PETALING JAYA: For those who are left with only meagre funds in their bank accounts after paying their personal loans every month, debt consolidation can sound like a very attractive prospect.
Debt consolidation is a form of debt refinancing, in which one bank or financial institution takes over a borrower’s multiple loans and consolidates them into a single loan.
The borrower then repays the one loan at an agreed interest rate over a certain period.
But despite the growing popularity of debt consolidation, financial planner Robert Foo warns that there is no such thing as a free lunch.
Speaking to FMT, he said debt consolidation was becoming more common as banks struggle to get new customers due to competition and an insufficient number of credit-reliable people.
He said banks were looking at opportunities to get customers with loans from other banks.
“For example, a person may have loans requiring payments of RM3,000 a month for their personal loans and credit card debts.
“A bank that offers debt consolidation will then offer to take over all these loans. It will offer the customer a monthly loan repayment of say, RM2,000 a month, likely for a longer period and at a slightly higher interest rate.
“The customer will accept it as that’s an extra RM1,000 cash in hand every month.”
But as attractive as debt consolidation was, he said, such schemes only served to treat the “symptoms” of a person’s debt problems.
“The issue isn’t that a person can’t pay off the debts, but why he or she cannot pay off the debts.”
Foo said the root problem was that people weren’t controlling their spending. He said many would often make purchases based on emotions rather than logic, adding that this was evident in the way products and services were being marketed.

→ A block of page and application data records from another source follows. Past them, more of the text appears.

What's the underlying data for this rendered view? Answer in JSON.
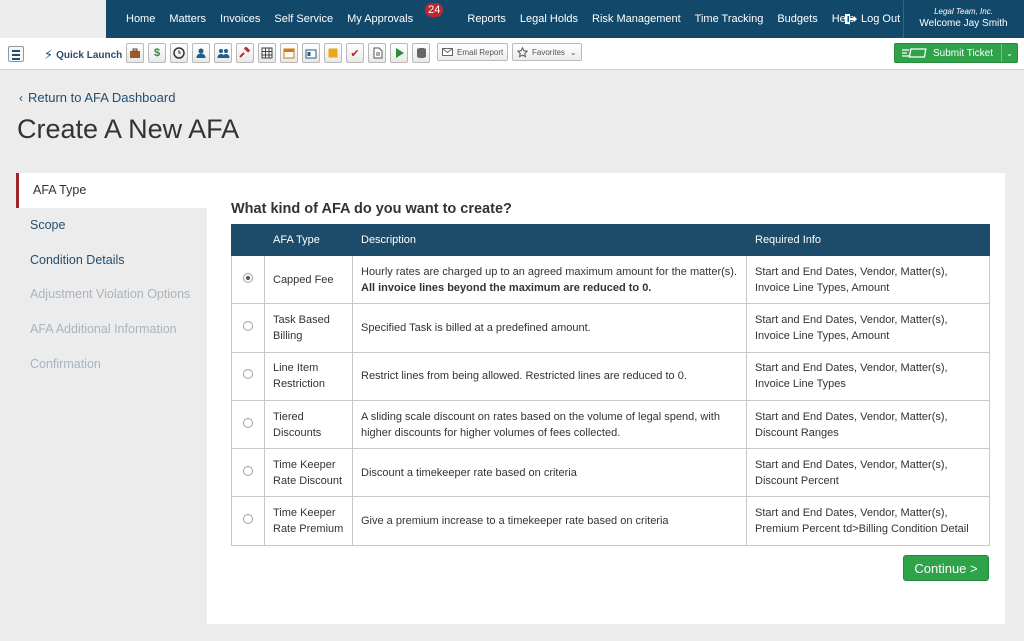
{
  "nav": {
    "links": [
      "Home",
      "Matters",
      "Invoices",
      "Self Service",
      "My Approvals",
      "Reports",
      "Legal Holds",
      "Risk Management",
      "Time Tracking",
      "Budgets",
      "Help"
    ],
    "approvals_badge": "24",
    "logout_label": "Log Out",
    "org": "Legal Team, Inc.",
    "welcome": "Welcome Jay Smith",
    "bar_color": "#12496a"
  },
  "toolbar": {
    "quick_launch_label": "Quick Launch",
    "icons": [
      "briefcase-icon",
      "dollar-icon",
      "clock-icon",
      "person-icon",
      "people-icon",
      "gavel-icon",
      "grid-icon",
      "calendar-icon",
      "card-icon",
      "note-icon",
      "checkmark-icon",
      "document-icon",
      "play-icon",
      "database-icon"
    ],
    "email_report_label": "Email Report",
    "favorites_label": "Favorites",
    "submit_ticket_label": "Submit Ticket"
  },
  "page": {
    "back_label": "Return to AFA Dashboard",
    "title": "Create A New AFA"
  },
  "steps": [
    {
      "label": "AFA Type",
      "state": "active"
    },
    {
      "label": "Scope",
      "state": "enabled"
    },
    {
      "label": "Condition Details",
      "state": "enabled"
    },
    {
      "label": "Adjustment Violation Options",
      "state": "disabled"
    },
    {
      "label": "AFA Additional Information",
      "state": "disabled"
    },
    {
      "label": "Confirmation",
      "state": "disabled"
    }
  ],
  "form": {
    "question": "What kind of AFA do you want to create?",
    "columns": [
      "AFA Type",
      "Description",
      "Required Info"
    ],
    "rows": [
      {
        "selected": true,
        "type_line1": "Capped Fee",
        "type_line2": "",
        "desc": "Hourly rates are charged up to an agreed maximum amount for the matter(s).",
        "desc_bold": "All invoice lines beyond the maximum are reduced to 0.",
        "req_line1": "Start and End Dates, Vendor, Matter(s),",
        "req_line2": "Invoice Line Types, Amount"
      },
      {
        "selected": false,
        "type_line1": "Task Based",
        "type_line2": "Billing",
        "desc": "Specified Task is billed at a predefined amount.",
        "desc_bold": "",
        "req_line1": "Start and End Dates, Vendor, Matter(s),",
        "req_line2": "Invoice Line Types, Amount"
      },
      {
        "selected": false,
        "type_line1": "Line Item",
        "type_line2": "Restriction",
        "desc": "Restrict lines from being allowed. Restricted lines are reduced to 0.",
        "desc_bold": "",
        "req_line1": "Start and End Dates, Vendor, Matter(s),",
        "req_line2": "Invoice Line Types"
      },
      {
        "selected": false,
        "type_line1": "Tiered",
        "type_line2": "Discounts",
        "desc": "A sliding scale discount on rates based on the volume of legal spend, with higher discounts for higher volumes of fees collected.",
        "desc_bold": "",
        "req_line1": "Start and End Dates, Vendor, Matter(s),",
        "req_line2": "Discount Ranges"
      },
      {
        "selected": false,
        "type_line1": "Time Keeper",
        "type_line2": "Rate Discount",
        "desc": "Discount a timekeeper rate based on criteria",
        "desc_bold": "",
        "req_line1": "Start and End Dates, Vendor, Matter(s),",
        "req_line2": "Discount Percent"
      },
      {
        "selected": false,
        "type_line1": "Time Keeper",
        "type_line2": "Rate Premium",
        "desc": "Give a premium increase to a timekeeper rate based on criteria",
        "desc_bold": "",
        "req_line1": "Start and End Dates, Vendor, Matter(s),",
        "req_line2": "Premium Percent td>Billing Condition Detail"
      }
    ],
    "continue_label": "Continue >",
    "header_color": "#1d4b6a",
    "accent_green": "#2fa34a"
  }
}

“So people must get a comprehensive evaluation of their finances if they are struggling. Are they struggling because their income has decreased?
“Is it because of certain financial decisions? Did they buy an asset they didn’t need or are unnecessarily holding on to it?
“Perhaps it is due to their consumption habits.”
Foo said this was why people needed to have a financial plan to rationalise their debts rather than opting for schemes like debt consolidation, which only treated the symptoms.
“It’s like a sick person who keeps coughing for months. He takes a cough syrup to lessen the coughing, but the source of the cough will still be there and remain undiagnosed.
“It could be a sign of a disease or something in his diet.
“If you find and treat the root cause, the symptoms will disappear. The problem is that many who spend money on things they can’t afford only realise it when they start missing payments.”
Foo added that there was no one-size-fits-all solution as everyone’s financial situation was different.
He warned people against looking for a quick fix, adding that the solution may not lie in borrowing more money.
He also said debt consolidation schemes highlighted the problem of high household debt in the country.
According to Bank Negara, at the end of 2016, the country’s household debt stood at RM1.086 trillion, or 88.4% of gross domestic product.
Of this, residential housing loans accounted for 50.3%, motor vehicle loans for 14.6%, personal financing for 14.9%, non-residential loans for 7.4%, securities for 5.7%, credit cards for 3.5% and other items for 3.6%.